Lines from the listing that hold the string "expanded" are what you should return.

--- Supplied entries Enclosed Below ---

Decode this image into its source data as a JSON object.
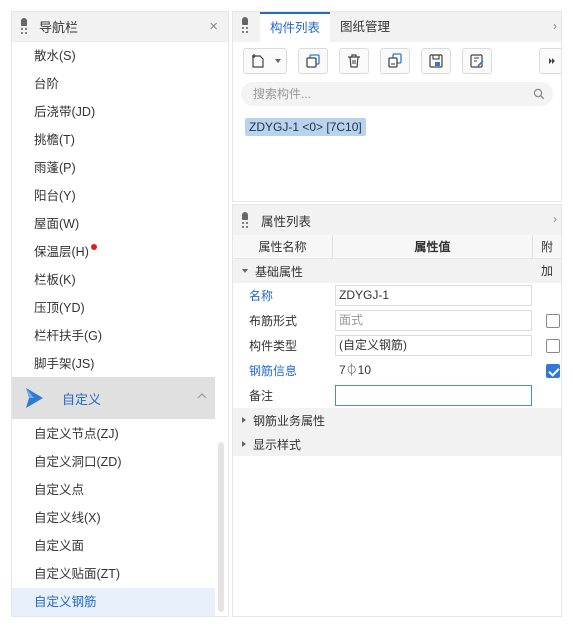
{
  "nav": {
    "title": "导航栏",
    "items": [
      {
        "label": "散水(S)"
      },
      {
        "label": "台阶"
      },
      {
        "label": "后浇带(JD)"
      },
      {
        "label": "挑檐(T)"
      },
      {
        "label": "雨蓬(P)"
      },
      {
        "label": "阳台(Y)"
      },
      {
        "label": "屋面(W)"
      },
      {
        "label": "保温层(H)"
      },
      {
        "label": "栏板(K)"
      },
      {
        "label": "压顶(YD)"
      },
      {
        "label": "栏杆扶手(G)"
      },
      {
        "label": "脚手架(JS)"
      }
    ],
    "group": {
      "label": "自定义",
      "icon": "custom-play-icon",
      "expanded": true
    },
    "sub_items": [
      {
        "label": "自定义节点(ZJ)"
      },
      {
        "label": "自定义洞口(ZD)"
      },
      {
        "label": "自定义点"
      },
      {
        "label": "自定义线(X)"
      },
      {
        "label": "自定义面"
      },
      {
        "label": "自定义贴面(ZT)"
      },
      {
        "label": "自定义钢筋"
      }
    ],
    "active_sub": "自定义钢筋",
    "badge_color": "#e02020",
    "accent": "#2468cc"
  },
  "component_panel": {
    "tabs": [
      {
        "label": "构件列表",
        "active": true
      },
      {
        "label": "图纸管理",
        "active": false
      }
    ],
    "toolbar": [
      "new-icon",
      "copy-icon",
      "delete-icon",
      "layer-copy-icon",
      "save-icon",
      "edit-icon"
    ],
    "search": {
      "placeholder": "搜索构件...",
      "value": ""
    },
    "selected_component": "ZDYGJ-1 <0> [7C10]"
  },
  "property_panel": {
    "title": "属性列表",
    "columns": {
      "name": "属性名称",
      "value": "属性值",
      "add": "附加"
    },
    "groups": [
      {
        "label": "基础属性",
        "expanded": true,
        "rows": [
          {
            "name": "名称",
            "value": "ZDYGJ-1",
            "link": true,
            "checkbox": null
          },
          {
            "name": "布筋形式",
            "value": "",
            "placeholder": "面式",
            "link": false,
            "checkbox": false
          },
          {
            "name": "构件类型",
            "value": "(自定义钢筋)",
            "link": false,
            "checkbox": false
          },
          {
            "name": "钢筋信息",
            "value": "7⏀10",
            "link": true,
            "checkbox": true
          },
          {
            "name": "备注",
            "value": "",
            "link": false,
            "checkbox": null,
            "focused": true
          }
        ]
      },
      {
        "label": "钢筋业务属性",
        "expanded": false
      },
      {
        "label": "显示样式",
        "expanded": false
      }
    ]
  }
}
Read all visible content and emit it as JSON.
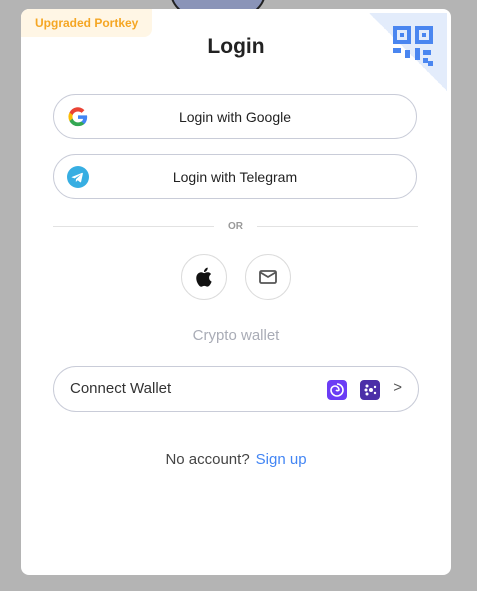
{
  "badge": "Upgraded Portkey",
  "title": "Login",
  "google_label": "Login with Google",
  "telegram_label": "Login with Telegram",
  "or_label": "OR",
  "crypto_label": "Crypto wallet",
  "connect_wallet_label": "Connect Wallet",
  "no_account": "No account?",
  "sign_up": "Sign up",
  "colors": {
    "accent": "#4285f4",
    "badge": "#f5a623"
  }
}
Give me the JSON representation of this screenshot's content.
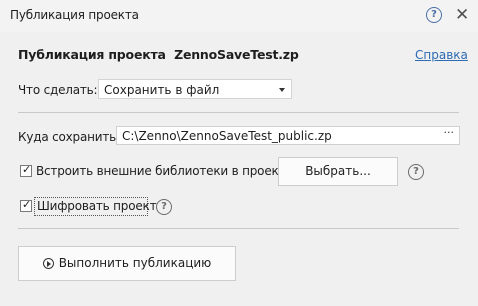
{
  "window": {
    "title": "Публикация проекта",
    "help_icon": "question-circle-icon",
    "close_icon": "close-icon"
  },
  "header": {
    "text": "Публикация проекта  ZennoSaveTest.zp",
    "help_link": "Справка"
  },
  "action": {
    "label": "Что сделать:",
    "selected": "Сохранить в файл"
  },
  "save": {
    "label": "Куда сохранить:",
    "path": "C:\\Zenno\\ZennoSaveTest_public.zp",
    "browse": "···"
  },
  "embed": {
    "checked": true,
    "label": "Встроить внешние библиотеки в проект",
    "choose_button": "Выбрать..."
  },
  "encrypt": {
    "checked": true,
    "label": "Шифровать проект"
  },
  "publish_button": "Выполнить публикацию"
}
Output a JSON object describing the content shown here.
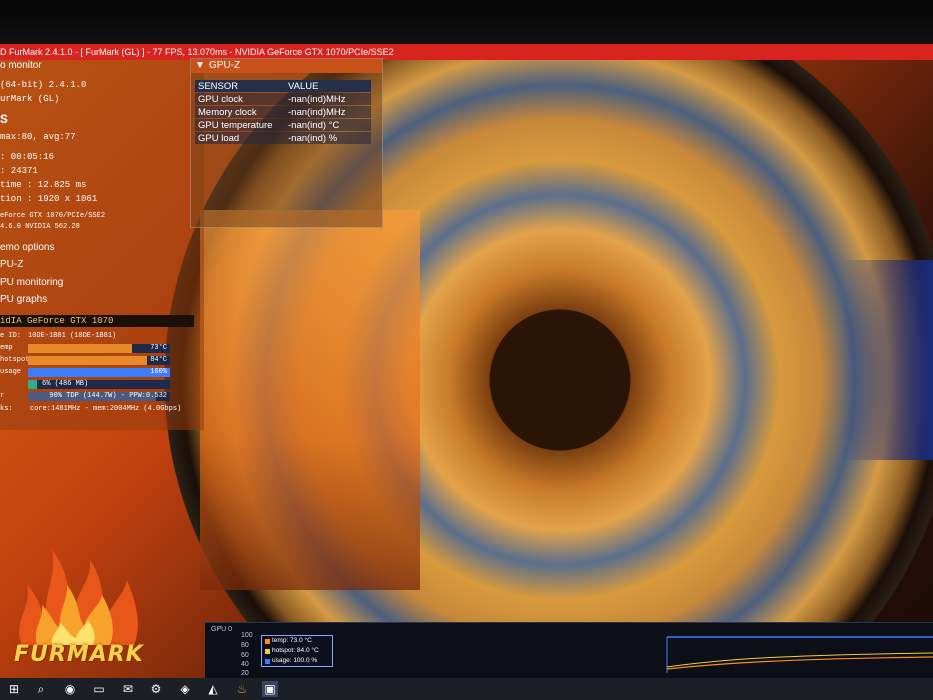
{
  "window": {
    "title": "D FurMark 2.4.1.0 - [ FurMark (GL) ] - 77 FPS, 13.070ms - NVIDIA GeForce GTX 1070/PCIe/SSE2"
  },
  "left_panel": {
    "header": "o monitor",
    "lines": [
      "(64-bit) 2.4.1.0",
      "urMark (GL)",
      "S",
      "max:80, avg:77",
      ": 00:05:16",
      ": 24371",
      "time : 12.825 ms",
      "tion : 1920 x 1061",
      "eForce GTX 1070/PCIe/SSE2",
      "4.6.0 NVIDIA 562.28"
    ],
    "menu": [
      "emo options",
      "PU-Z",
      "PU monitoring",
      "PU graphs"
    ],
    "gpu_header": "idIA GeForce GTX 1070",
    "device_id_label": "e ID:",
    "device_id": "10DE-1B81 (10DE-1B81)",
    "temp_label": "emp",
    "temp": {
      "text": "73°C",
      "fraction": 0.73
    },
    "hotspot_label": "hotspot",
    "hotspot": {
      "text": "84°C",
      "fraction": 0.84
    },
    "usage_label": "usage",
    "usage": {
      "text": "100%",
      "fraction": 1.0
    },
    "mem": {
      "text": "6% (486 MB)",
      "fraction": 0.06
    },
    "power_label": "r",
    "power": {
      "text": "90% TDP (144.7W) - PPW:0.532",
      "fraction": 0.9
    },
    "clocks_label": "ks:",
    "clocks": "core:1481MHz - mem:2004MHz (4.0Gbps)"
  },
  "gpuz": {
    "title": "GPU-Z",
    "col_sensor": "SENSOR",
    "col_value": "VALUE",
    "rows": [
      {
        "sensor": "GPU clock",
        "value": "-nan(ind)MHz"
      },
      {
        "sensor": "Memory clock",
        "value": "-nan(ind)MHz"
      },
      {
        "sensor": "GPU temperature",
        "value": "-nan(ind) °C"
      },
      {
        "sensor": "GPU load",
        "value": "-nan(ind) %"
      }
    ]
  },
  "logo": {
    "text": "FURMARK"
  },
  "graph": {
    "label": "GPU 0",
    "axis": [
      "100",
      "80",
      "60",
      "40",
      "20"
    ],
    "legend": [
      {
        "text": "temp: 73.0 °C",
        "color": "#ff8c1a"
      },
      {
        "text": "hotspot: 84.0 °C",
        "color": "#f0d040"
      },
      {
        "text": "usage: 100.0 %",
        "color": "#3a7dff"
      }
    ]
  },
  "colors": {
    "titlebar": "#d9231f",
    "accent": "#ff8c1a"
  },
  "taskbar": [
    "windows-icon",
    "search-icon",
    "chrome-icon",
    "explorer-icon",
    "mail-icon",
    "steam-icon",
    "gamepad-icon",
    "vlc-icon",
    "furmark-icon",
    "window-icon"
  ]
}
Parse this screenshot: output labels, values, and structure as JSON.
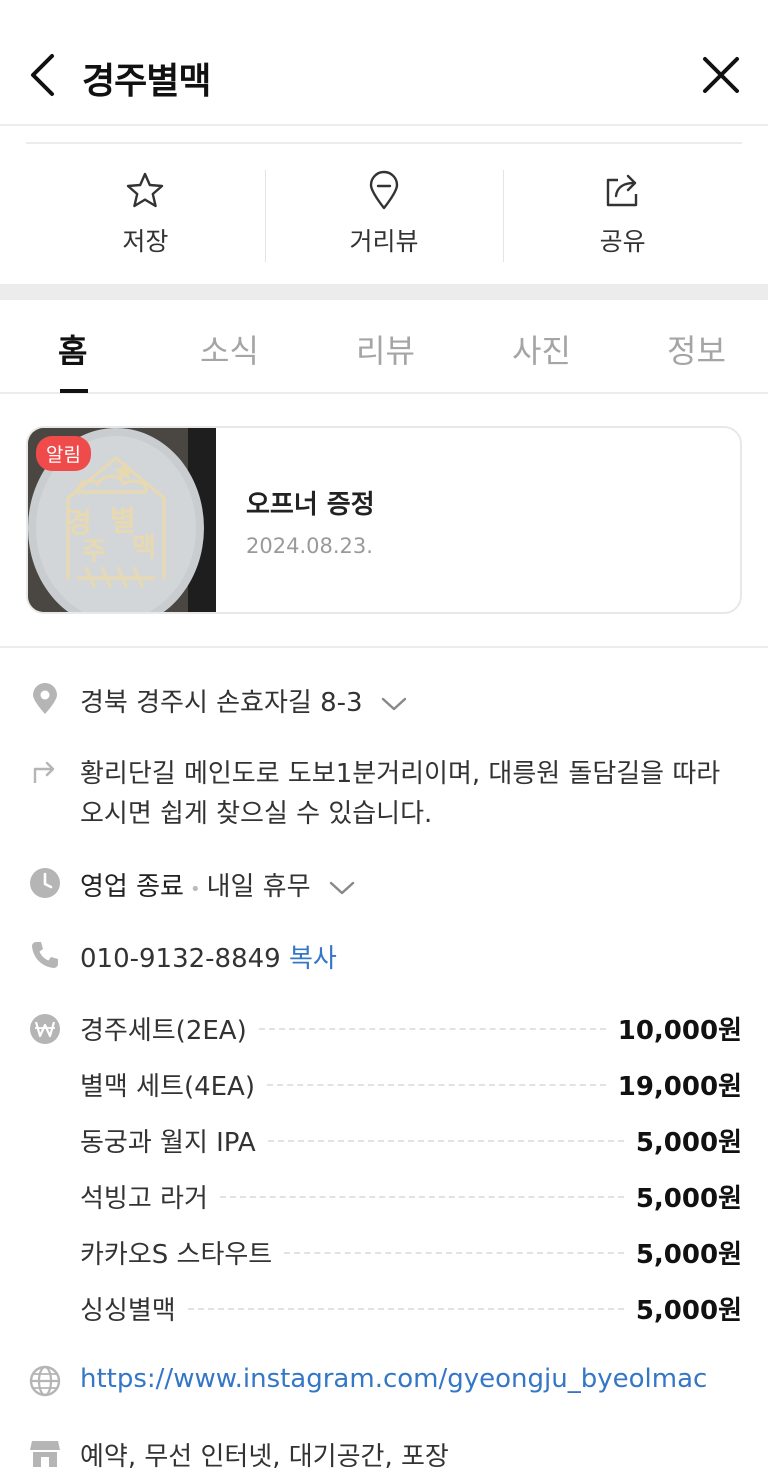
{
  "header": {
    "title": "경주별맥"
  },
  "actions": [
    {
      "label": "저장",
      "icon": "star-icon"
    },
    {
      "label": "거리뷰",
      "icon": "map-pin-icon"
    },
    {
      "label": "공유",
      "icon": "share-icon"
    }
  ],
  "tabs": [
    "홈",
    "소식",
    "리뷰",
    "사진",
    "정보"
  ],
  "active_tab": "홈",
  "notice": {
    "badge": "알림",
    "title": "오프너 증정",
    "date": "2024.08.23.",
    "thumbnail_text": "경주별맥"
  },
  "info": {
    "address": "경북 경주시 손효자길 8-3",
    "directions": "황리단길 메인도로 도보1분거리이며, 대릉원 돌담길을 따라 오시면 쉽게 찾으실 수 있습니다.",
    "hours_status": "영업 종료",
    "hours_next": "내일 휴무",
    "phone": "010-9132-8849",
    "copy_label": "복사",
    "website": "https://www.instagram.com/gyeongju_byeolmac",
    "facilities": "예약, 무선 인터넷, 대기공간, 포장"
  },
  "menu": [
    {
      "name": "경주세트(2EA)",
      "price": "10,000원"
    },
    {
      "name": "별맥 세트(4EA)",
      "price": "19,000원"
    },
    {
      "name": "동궁과 월지 IPA",
      "price": "5,000원"
    },
    {
      "name": "석빙고 라거",
      "price": "5,000원"
    },
    {
      "name": "카카오S 스타우트",
      "price": "5,000원"
    },
    {
      "name": "싱싱별맥",
      "price": "5,000원"
    }
  ],
  "colors": {
    "link": "#3577c7",
    "badge": "#ef4b4b",
    "icon_gray": "#b5b5b5"
  }
}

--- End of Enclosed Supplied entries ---

**Written answer**.
      "expanded": true
        "expanded": true,
        "expanded": false
        "expanded": false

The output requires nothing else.